Chicago Board of Education members on Wednesday will consider ending the practice of stationing police in schools, though Mayor Lori Lightfoot and CPS CEO Janice Jackson have publicly said they want the program to continue.
This sets the stage for a possible showdown between Lightfoot’s hand-picked board and school district leaders, who she also appoints. But sources say the motion to pull police from schools is spearheaded by only two members and it will be an uphill battle to get it approved.
Jackson held a press conference Monday morning to defend keeping police in schools. Standing with three high school principals and a well-known pastor, Jackson said she is responsible for keeping students safe and believes police officers, called school resource officers, help do that.
“We all want change,” she said. “But we want to do the right things. We don’t want to just do cosmetic changes or quick changes that end up creating more problems and make our communities and schools less safe.”
Youth activists and others have long demanded that police be removed from schools, but the calls intensified in the wake of the George Floyd killing in police custody and subsequent protests. The Chicago Teachers Union and youth groups also are planning to protest on Wednesday outside of CPS headquarters, though the board meeting will be held virtually.
Lightfoot picks the board members. But, unlike most boards of the past, some members have shown a willingness to go against the wishes of the administration and Lightfoot. The members include an historian, a community activist from the West Side and the board president, who is a former state senator with a long history of being progressive on education issues.
It is unclear how board members will vote, but last year only board member Elizabeth Todd-Breland, the historian, voted against approving the contract. The fact that the motion to remove police is on the board of education meeting agenda is highly unusual. It is almost unheard of for an item to appear that isn’t backed by the school district leadership and the mayor.
Board member Dwayne Truss said he is unsure how he will vote, but that he generally believes, like Lightfoot and Jackson, that the decision should stay in the hands of the local school council.
“Every school is different, every community is different,” he said.

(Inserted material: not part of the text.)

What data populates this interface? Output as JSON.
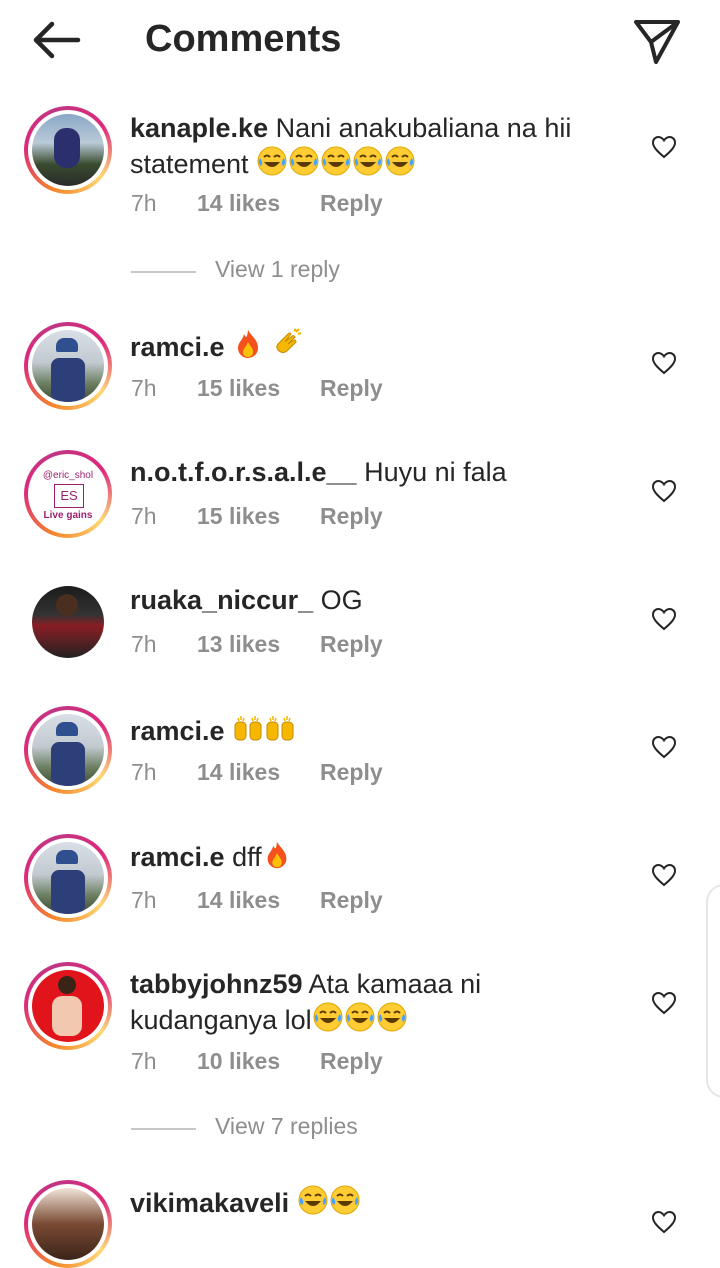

Truss, a community activist from Austin on the West Side, pointed out the violence in his neighborhood this weekend. A three-year-old and a student from a local elementary school were killed. “The reality is that this is a different community,” he said. “What if a student gets into it with someone else?”
Last year was the first year that school councils had that ability and, according to CPS, all voted to keep the police officers.
Currently, 72 of 93 traditional high schools have two police officers assigned to them. Also, there’s a team of police officers that travel between elementary schools.
Jackson said the LSCs will have an opportunity to vote again this summer and that she is committed to giving them a “toolkit” of information beforehand. In addition, Jackson said she is committed to making sure police officers who’ve been subject to a lot of citizen complaints aren’t assigned to schools.
“Not everyone should be around children, and so when we see that is the case, they shouldn’t be in our schools.” she said.
Last year, the school district paid $33 million to the Police Department for the officers time. The contract expires in August. Jackson also made it clear that if councils choose to remove officers from their schools, they won’t be able to replace them with other types of staff. Instead, any savings will go back into the central coffers and will be used to balance the budget, which Jackson noted she is currently trying to do.
Jackson pushed back on the idea that if CPS did not have a school resource officer program, it could put more money into social workers or counselors.
“I am uncomfortable with conflating the SRO and the counseling role,” she said. “We spend tens of millions on counseling, social-emotional support for our students, and we will continue to do that because it is the right thing to do. That decision is separate from why we need to have an SRO program in our district.”
The principals said the school resource officers are essential to their schools.
Myron Hester, principal of Julian High School on the far South Side, said on several occasions the police officers were able to help keep students safe from outsiders.
“There was a gentleman messing with our student on their way home and in the morning, so we coordinated together,” he said. “Me and my assistant principal, we walked down to the gas station and our SROs came with us. We were able to identify the man messing with our students. It is a partnership that we have with the police and with our schools.”
Other principals said the police officers become role models to students and lead classes on things like human trafficking.
Many students complain, however, that seeing police officers with their guns when they enter schools in the morning makes them feel unwelcome and less safe.
Jackson acknowledged that trust is a big issue between police officers and students, especially Black students. However, she said having them in the schools to build relationships is better than removing them.
“I don’t think creating a bigger divide between the two groups is the right approach,” Jackson said.